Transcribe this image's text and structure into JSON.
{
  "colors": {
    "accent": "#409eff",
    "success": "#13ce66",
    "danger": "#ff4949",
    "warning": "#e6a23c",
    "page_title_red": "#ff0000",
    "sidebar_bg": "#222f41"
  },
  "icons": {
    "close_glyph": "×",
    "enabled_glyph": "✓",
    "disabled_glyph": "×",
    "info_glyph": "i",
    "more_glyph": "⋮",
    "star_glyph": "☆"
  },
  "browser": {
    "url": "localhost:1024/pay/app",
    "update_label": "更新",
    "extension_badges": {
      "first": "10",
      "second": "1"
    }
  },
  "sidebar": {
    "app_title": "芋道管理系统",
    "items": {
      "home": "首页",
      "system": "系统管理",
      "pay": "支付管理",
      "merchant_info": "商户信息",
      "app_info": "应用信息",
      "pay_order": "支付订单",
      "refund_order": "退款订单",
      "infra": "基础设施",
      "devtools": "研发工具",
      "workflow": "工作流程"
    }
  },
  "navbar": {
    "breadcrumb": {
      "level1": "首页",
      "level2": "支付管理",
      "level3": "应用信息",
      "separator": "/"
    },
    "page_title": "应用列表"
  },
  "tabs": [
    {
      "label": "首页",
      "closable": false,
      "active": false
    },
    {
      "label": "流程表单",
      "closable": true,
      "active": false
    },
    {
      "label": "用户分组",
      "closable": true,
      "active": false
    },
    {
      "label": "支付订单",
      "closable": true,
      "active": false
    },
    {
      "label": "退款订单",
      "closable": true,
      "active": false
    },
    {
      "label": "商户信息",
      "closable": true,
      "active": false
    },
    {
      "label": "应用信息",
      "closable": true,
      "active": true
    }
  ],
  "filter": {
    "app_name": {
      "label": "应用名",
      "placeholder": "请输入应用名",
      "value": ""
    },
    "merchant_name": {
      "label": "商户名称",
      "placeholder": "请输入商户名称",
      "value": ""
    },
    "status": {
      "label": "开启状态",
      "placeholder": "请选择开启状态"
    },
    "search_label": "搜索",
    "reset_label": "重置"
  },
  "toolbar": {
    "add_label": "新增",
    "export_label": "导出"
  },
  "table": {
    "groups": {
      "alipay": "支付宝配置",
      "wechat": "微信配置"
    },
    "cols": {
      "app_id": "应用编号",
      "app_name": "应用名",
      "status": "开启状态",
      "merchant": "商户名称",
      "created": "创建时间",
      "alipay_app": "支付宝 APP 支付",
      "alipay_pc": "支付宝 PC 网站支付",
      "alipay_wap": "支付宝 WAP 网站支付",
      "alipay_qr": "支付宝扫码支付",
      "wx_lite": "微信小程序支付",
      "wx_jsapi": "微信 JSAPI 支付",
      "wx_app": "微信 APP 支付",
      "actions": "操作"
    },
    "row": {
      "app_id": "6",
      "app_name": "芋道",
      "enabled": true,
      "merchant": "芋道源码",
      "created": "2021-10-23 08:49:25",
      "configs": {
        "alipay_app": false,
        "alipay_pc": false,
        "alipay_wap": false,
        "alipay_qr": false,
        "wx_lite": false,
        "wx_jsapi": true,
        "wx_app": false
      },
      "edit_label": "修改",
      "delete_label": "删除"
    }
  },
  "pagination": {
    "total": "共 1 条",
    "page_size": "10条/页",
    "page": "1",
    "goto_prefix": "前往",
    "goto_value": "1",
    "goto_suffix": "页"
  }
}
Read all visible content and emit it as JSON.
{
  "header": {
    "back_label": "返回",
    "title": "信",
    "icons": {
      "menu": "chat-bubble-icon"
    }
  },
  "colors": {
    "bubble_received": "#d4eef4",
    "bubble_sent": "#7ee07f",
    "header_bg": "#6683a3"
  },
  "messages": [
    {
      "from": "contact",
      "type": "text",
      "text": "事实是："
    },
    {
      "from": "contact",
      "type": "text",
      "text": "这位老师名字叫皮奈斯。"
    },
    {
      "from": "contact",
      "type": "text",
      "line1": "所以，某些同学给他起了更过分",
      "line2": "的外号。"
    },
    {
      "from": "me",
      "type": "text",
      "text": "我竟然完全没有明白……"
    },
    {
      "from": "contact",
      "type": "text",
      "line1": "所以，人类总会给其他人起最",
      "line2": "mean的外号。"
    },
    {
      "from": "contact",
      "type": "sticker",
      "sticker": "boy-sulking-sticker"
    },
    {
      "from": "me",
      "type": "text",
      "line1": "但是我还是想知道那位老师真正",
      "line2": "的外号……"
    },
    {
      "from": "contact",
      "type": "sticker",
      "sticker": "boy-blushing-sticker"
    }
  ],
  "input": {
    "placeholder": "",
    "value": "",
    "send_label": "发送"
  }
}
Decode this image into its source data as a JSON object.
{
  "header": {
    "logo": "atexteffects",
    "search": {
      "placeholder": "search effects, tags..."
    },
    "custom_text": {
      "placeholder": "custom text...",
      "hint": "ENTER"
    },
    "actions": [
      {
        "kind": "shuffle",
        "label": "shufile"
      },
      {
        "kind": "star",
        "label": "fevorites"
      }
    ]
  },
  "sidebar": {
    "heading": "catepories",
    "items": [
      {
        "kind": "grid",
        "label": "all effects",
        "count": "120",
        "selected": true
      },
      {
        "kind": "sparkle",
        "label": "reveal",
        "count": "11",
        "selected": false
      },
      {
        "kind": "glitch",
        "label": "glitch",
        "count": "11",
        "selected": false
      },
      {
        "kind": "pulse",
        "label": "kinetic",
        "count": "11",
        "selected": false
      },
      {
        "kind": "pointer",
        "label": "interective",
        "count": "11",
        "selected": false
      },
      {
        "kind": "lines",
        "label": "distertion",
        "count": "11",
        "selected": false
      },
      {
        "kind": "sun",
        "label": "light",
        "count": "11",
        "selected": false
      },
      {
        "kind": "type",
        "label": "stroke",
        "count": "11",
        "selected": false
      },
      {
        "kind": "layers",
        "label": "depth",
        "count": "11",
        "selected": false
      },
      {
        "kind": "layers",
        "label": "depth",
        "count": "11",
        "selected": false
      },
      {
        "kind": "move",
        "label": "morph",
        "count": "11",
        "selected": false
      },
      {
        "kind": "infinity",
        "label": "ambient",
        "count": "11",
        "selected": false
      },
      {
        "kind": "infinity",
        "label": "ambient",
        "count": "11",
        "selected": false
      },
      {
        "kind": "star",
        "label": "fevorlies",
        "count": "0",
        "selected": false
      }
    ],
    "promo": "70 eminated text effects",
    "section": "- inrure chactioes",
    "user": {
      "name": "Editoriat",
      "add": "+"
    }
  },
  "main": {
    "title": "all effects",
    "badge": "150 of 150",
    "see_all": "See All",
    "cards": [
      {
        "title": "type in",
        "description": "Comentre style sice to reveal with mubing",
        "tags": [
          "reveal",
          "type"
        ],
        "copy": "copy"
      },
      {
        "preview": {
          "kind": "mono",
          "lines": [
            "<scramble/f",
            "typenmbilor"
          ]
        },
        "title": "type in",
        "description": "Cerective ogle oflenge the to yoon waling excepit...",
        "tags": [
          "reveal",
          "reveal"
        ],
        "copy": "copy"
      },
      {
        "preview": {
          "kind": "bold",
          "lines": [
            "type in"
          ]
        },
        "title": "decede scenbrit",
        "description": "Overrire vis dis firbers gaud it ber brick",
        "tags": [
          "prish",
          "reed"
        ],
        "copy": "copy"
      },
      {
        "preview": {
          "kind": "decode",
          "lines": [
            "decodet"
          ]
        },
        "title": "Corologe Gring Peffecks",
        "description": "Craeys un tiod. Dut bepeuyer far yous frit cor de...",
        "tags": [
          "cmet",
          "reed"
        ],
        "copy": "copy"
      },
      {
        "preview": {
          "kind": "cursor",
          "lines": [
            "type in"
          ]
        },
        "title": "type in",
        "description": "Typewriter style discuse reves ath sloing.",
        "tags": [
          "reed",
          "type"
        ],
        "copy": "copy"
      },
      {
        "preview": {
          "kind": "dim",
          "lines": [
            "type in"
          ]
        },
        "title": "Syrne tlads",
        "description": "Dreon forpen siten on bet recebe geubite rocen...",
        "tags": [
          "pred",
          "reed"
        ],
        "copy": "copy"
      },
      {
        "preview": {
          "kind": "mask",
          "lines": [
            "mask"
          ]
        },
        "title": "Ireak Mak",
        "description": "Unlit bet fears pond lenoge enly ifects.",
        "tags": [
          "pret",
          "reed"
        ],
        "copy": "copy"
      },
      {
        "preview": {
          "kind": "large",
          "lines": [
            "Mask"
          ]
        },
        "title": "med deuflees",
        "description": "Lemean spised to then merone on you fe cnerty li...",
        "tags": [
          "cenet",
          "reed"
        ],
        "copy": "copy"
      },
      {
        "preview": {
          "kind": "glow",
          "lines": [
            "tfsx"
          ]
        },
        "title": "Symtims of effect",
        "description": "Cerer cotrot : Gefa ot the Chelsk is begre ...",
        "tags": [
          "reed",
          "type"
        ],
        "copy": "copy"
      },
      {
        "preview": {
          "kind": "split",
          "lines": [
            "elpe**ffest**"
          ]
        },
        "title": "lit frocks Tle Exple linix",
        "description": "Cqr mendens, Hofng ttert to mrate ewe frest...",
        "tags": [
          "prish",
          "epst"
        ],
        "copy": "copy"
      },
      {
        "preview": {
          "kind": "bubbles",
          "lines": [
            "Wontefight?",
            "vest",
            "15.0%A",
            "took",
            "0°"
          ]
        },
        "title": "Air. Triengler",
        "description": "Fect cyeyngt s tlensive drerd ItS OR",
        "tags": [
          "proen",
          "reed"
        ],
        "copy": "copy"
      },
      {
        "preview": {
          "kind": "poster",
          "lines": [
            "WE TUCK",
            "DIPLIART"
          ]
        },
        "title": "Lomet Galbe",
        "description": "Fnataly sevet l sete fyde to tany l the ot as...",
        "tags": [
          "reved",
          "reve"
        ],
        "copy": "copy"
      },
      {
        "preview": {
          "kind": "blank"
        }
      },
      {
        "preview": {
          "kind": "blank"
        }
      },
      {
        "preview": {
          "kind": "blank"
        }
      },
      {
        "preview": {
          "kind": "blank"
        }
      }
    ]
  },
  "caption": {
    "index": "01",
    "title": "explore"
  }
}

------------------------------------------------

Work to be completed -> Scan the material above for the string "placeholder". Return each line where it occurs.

Exercise result ->
      "placeholder": "请输入应用名",
      "placeholder": "请输入商户名称",
      "placeholder": "请选择开启状态"
    "placeholder": "",
      "placeholder": "search effects, tags..."
      "placeholder": "custom text...",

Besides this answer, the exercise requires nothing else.